Technology & Discovery
OVOL and SNMREC Researchers Awarded DOE Grant for Marine Mammal Monitoring System
Researchers in HBOI's Ocean Visibility and Optics Lab (OVOL) and FAU's Southeast National Marine Renewable Energy Center (SNMREC) were recently awarded a $556,000 grant by the U.S. Department of Energy (DOE) for a two-year project that will help to ensure the safety of marine animals near ocean-based projects. OVOL's Dr. Fraser Dalgleish is technical principal investigator and SNMREC's Susan Skemp is the business principal investigator. Together with their respective teams, they will develop and test an optical monitoring system for endangered and threatened species of marine mammals. The system will provide automated tracking and notification of the presence of managed animals within established perimeters, and will provide high resolution imagery of their behavior through a wide range of conditions. The technological innovation being proposed will address a high priority regulatory requirement to observe marine life interaction near marine and hydrokinetic projects. This technology aims to provide a cost-effective and automated solution, and improve resource manager confidence that any harmful interactions between marine animals and equipment can be avoided.
January 16, 2015
Ocean Discovery Day: Broadening the Spectrum for the Ocean Sciences
FAU Harbor Branch, in collaboration with the Florida Center for Ocean Sciences Education Excellence (COSEE) and Indian River State College (IRSC), recently co-hosted "Ocean Discovery Day." This event grew out of a key recommendation from the National Society Foundation-funded "Broadening the Spectrum" diversity workshop held two years ago, with HBOI represented by former Executive Director Dr. Margaret Leinen and Dr. Dennis Hanisak. That workshop focused on addressing the very low number of African Americans, Hispanics and Native Americans in ocean and environmental science graduate programs and professional careers across Florida, despite the state's very diverse population.

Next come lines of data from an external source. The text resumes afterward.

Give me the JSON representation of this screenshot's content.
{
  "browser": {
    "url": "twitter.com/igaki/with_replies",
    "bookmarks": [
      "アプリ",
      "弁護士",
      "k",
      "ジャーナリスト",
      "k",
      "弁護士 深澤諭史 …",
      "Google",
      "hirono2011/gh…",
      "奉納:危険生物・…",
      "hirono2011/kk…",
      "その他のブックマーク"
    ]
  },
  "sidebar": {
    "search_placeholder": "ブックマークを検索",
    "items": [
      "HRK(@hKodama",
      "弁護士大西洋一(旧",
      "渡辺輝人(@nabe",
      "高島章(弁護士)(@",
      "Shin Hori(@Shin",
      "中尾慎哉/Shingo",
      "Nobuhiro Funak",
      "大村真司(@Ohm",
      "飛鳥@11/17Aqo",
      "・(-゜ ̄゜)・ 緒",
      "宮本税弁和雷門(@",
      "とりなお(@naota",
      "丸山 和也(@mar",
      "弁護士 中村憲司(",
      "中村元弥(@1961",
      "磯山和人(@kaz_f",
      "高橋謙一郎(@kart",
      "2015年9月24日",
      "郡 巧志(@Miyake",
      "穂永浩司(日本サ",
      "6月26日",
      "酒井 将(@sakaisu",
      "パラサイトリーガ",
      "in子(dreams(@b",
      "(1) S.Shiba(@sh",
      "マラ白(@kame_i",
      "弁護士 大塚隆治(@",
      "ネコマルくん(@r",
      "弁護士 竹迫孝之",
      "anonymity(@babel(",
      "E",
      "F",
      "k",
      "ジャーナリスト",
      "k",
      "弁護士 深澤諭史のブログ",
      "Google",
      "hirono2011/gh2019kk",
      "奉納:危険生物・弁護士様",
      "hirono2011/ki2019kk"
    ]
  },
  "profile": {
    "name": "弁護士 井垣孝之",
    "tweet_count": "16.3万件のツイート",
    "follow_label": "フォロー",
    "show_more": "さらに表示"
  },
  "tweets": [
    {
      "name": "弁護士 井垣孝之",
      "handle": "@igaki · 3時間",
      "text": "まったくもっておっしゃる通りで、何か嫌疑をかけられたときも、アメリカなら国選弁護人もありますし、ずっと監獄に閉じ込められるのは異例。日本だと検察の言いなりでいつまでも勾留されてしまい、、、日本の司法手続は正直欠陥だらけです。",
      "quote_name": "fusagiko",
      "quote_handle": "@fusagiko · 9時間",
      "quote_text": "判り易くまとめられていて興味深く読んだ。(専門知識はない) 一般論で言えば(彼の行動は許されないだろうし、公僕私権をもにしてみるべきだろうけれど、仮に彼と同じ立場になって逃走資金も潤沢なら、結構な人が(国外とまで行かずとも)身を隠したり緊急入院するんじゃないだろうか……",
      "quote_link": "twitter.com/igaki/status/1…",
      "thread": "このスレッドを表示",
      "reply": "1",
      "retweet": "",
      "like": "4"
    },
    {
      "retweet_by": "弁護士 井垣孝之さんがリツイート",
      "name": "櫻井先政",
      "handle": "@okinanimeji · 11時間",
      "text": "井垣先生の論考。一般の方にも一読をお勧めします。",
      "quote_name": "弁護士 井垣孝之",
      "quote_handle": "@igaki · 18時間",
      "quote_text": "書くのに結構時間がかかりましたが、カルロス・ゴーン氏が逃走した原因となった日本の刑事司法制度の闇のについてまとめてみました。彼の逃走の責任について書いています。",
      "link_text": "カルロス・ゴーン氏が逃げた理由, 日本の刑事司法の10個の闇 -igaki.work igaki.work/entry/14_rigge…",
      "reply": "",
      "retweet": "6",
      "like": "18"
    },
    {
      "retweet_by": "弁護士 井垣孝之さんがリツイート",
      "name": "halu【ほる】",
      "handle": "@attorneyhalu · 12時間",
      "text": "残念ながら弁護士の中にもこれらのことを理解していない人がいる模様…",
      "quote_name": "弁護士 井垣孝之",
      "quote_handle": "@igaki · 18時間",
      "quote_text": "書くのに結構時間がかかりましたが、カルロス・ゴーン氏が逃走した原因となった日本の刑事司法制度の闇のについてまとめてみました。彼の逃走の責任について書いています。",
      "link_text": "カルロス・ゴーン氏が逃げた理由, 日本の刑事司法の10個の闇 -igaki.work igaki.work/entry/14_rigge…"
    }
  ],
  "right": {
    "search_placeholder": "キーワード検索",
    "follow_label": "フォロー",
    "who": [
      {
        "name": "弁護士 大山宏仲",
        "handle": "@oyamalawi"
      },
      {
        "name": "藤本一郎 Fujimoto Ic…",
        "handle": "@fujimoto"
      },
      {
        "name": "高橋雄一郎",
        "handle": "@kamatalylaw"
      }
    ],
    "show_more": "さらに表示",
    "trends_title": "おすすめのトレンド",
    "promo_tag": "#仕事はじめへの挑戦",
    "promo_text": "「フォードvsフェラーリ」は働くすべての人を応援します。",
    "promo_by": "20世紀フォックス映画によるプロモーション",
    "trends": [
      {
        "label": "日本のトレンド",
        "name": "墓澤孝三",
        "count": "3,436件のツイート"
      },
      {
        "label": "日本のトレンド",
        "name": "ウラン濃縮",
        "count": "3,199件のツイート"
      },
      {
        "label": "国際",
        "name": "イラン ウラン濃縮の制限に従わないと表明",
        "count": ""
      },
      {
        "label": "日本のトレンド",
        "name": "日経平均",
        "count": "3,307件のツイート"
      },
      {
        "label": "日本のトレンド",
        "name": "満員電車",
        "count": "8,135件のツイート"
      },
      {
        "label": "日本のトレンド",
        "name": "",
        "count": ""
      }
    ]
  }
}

Ocean Discovery Day was designed as a pilot to introduce more than 100 Upward Bound/Talent Search high school students in Indian River and St. Lucie counties to ocean careers and the importance of the ocean to Florida communities. The morning session was held at IRSC, followed by an afternoon session at HBOI with a focus on hands-on activities, mostly developed and led by "near-peer mentors" (graduate students or early career professionals in the ocean sciences and engineering). Drs. Dennis Hanisak and Jim Masterson joined forces with IRSC in this event, by bringing in their students from this year's Natural History of Indian River Lagoon course to do shoreline explorations, seining activities with the high school students and assisting with plankton and sea turtle interactive activities designed by some of the near-peer mentors, who came from the University of Miami, University of Central Florida, Savannah State University, and FAU. Other participants were from ORCA, the Marine Technology Society, Eidos Education, the Institute for Broadening Participation, and NOAA.
November 21, 2014